Instead of blinds, I use curtains. Making curtains is a fairly easy task, and a good project for beginners, because all you have to be able to do is cut and sew in a straight line. Even the straight line has some leniency, if you use a thread that blends well with your fabric.
The upside to making curtains is you can choose a print to match the decor of your home, so the possibilities are endless. It’s also much cheaper than having custom curtains made by an interior designer.
But making curtains can still be pretty expensive, usually more so than buying curtains premade from a store. It can take a lot of fabric for long curtains — usually between two and three yards per panel for ones that fall to the floor.
There are some ways to cut the cost a little. First, determine what kind of fabric you want. A sheer fabric will be much cheaper than a heavy-weight material. But heavy-weight curtains help block cold air from coming through your windows, which helps keep heating costs down during the winter.
If you just need a basic cotton or cotton blend, try looking at flat sheets. You can find a variety of designs and colors, and if they are the right length, you might not even need to hem them. For most windows, you should be able to get two panels per sheet.
The width of each panel should be about equal to the width of the window, so when you have two panels over a window, they have some ruffle to them. If your window width is 24 inches, each panel for that window should be 20-24 inches wide.
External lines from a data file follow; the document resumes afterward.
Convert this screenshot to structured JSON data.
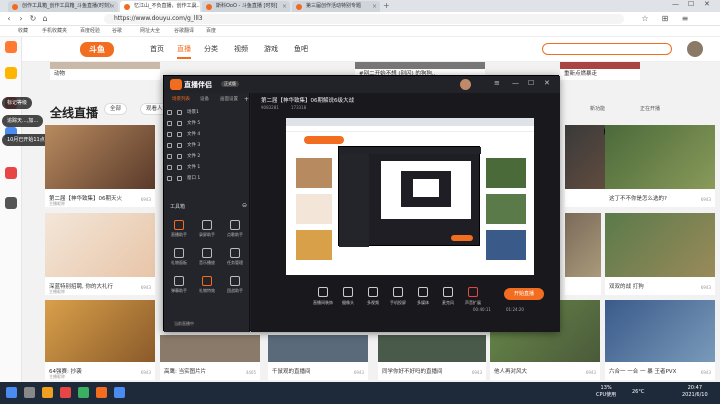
{
  "browser": {
    "tabs": [
      {
        "label": "创作工具箱_创作工具箱_斗鱼直播(时刻)",
        "active": false
      },
      {
        "label": "忆江山_不负直播，创作工具..",
        "active": true
      },
      {
        "label": "斯科OoO - 斗鱼直播 [时刻]",
        "active": false
      },
      {
        "label": "第三届创作活动特别专题",
        "active": false
      }
    ],
    "url": "https://www.douyu.com/g_lll3",
    "favorites": [
      "收藏",
      "手机收藏夹",
      "百度经验",
      "谷歌",
      "网址大全",
      "谷歌翻译",
      "百度"
    ]
  },
  "site": {
    "logo": "斗鱼",
    "nav": [
      "首页",
      "直播",
      "分类",
      "视频",
      "游戏",
      "鱼吧"
    ],
    "top_cards": [
      {
        "title": "动物",
        "sub": ""
      },
      {
        "title": "老雨 全线",
        "sub": ""
      },
      {
        "title": "",
        "sub": ""
      },
      {
        "title": "#别二开始不想 (别闪) 的狗狗..",
        "sub": ""
      },
      {
        "title": "重新点燃暴走",
        "sub": ""
      }
    ],
    "live_title": "全线直播",
    "categories": [
      "全部",
      "观看人数",
      "最新开播"
    ],
    "notifications": [
      "标记等级",
      "追踪天...,加...",
      "10月已开始11点, 开开,没有信息"
    ],
    "right_panel": {
      "labels": [
        "新功能",
        "正在开播"
      ]
    },
    "left_col_cards": [
      {
        "title": "第二届【神华致集】06期天火",
        "sub": "主播昵称",
        "cnt": "6943"
      },
      {
        "title": "深蓝特别招聘, 你的大礼行",
        "sub": "主播昵称",
        "cnt": "6943"
      },
      {
        "title": "64强赛: 抄袭",
        "sub": "主播昵称",
        "cnt": "6943"
      }
    ],
    "right_col_cards": [
      {
        "title": "瑾丁秀 天成",
        "cnt": "6943",
        "badge": "1080P 60"
      },
      {
        "title": "这丁不不你是怎么选的?",
        "cnt": "6943",
        "badge": ""
      },
      {
        "title": "狐宝宝",
        "cnt": "6943",
        "badge": "1080P 30"
      },
      {
        "title": "双双的战 打狗",
        "cnt": "6943",
        "badge": ""
      },
      {
        "title": "他人再对风大",
        "cnt": "6943",
        "badge": ""
      },
      {
        "title": "六合一 一合 一 暴 王者PVX",
        "cnt": "6943",
        "badge": ""
      }
    ],
    "bottom_row": [
      {
        "title": "高鹰: 当实图片片",
        "cnt": "4405"
      },
      {
        "title": "千鼠观的直播间",
        "cnt": "6943"
      },
      {
        "title": "同学你好不好吗的直播间",
        "cnt": "6943"
      }
    ]
  },
  "stream_app": {
    "name": "直播伴侣",
    "version": "正式版",
    "left_tabs": [
      "场景列表",
      "设备",
      "画面设置"
    ],
    "scenes": [
      "场景1",
      "文件 5",
      "文件 4",
      "文件 3",
      "文件 2",
      "文件 1",
      "窗口 1"
    ],
    "tools_label": "工具箱",
    "tools": [
      "直播助手",
      "录屏助手",
      "点歌助手",
      "礼物面板",
      "音乐播放",
      "任务管理",
      "弹幕助手",
      "礼物特效",
      "团战助手"
    ],
    "room_title": "第二届【神华致集】06期解说6级大战",
    "room_id": "9083281",
    "viewers": "173318",
    "bottom_tools": [
      "直播间装饰",
      "摄像头",
      "多视频",
      "手机投屏",
      "多媒体",
      "麦克风",
      "声音扩展"
    ],
    "timers": [
      "00:40:11",
      "01:24:20"
    ],
    "start_label": "开始直播",
    "status_text": "当前直播中"
  },
  "taskbar": {
    "cpu": "13%",
    "cpu_label": "CPU使用",
    "temp": "26°C",
    "time": "20:47",
    "date": "2021/6/10"
  },
  "colors": {
    "accent": "#f26d1f",
    "taskbar": "#1e2a3a"
  }
}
Then determine what length you want, and add more for the hems. I added two inches to the top hem, which will hold the curtain rod, and five inches to the bottom, which gives the curtain more weight so it hangs well.
Then it’s as easy as ironing and sewing. Most fabric comes in widths of 42-45 inches, which should be plenty for one panel. The edges along the length of fabric are called selvage; it’s woven so it doesn’t come unraveled, unlike the width of the fabric, which will come unraveled if it isn’t properly hemmed. This means that if you want, all you need to do is fold the selvage edge once to the back and sew it in place. Or, if the selvage edge doesn’t bother you, you don’t have to sew it at all. This is common practice with sheers.
I won’t go into details on how to sew, but remember, measure twice, cut once — you can’t (easily) add length once you’ve cut the fabric.
Deirdre Long also blogs about her adventures in crafting at www.sewonsewon.blogspot.com.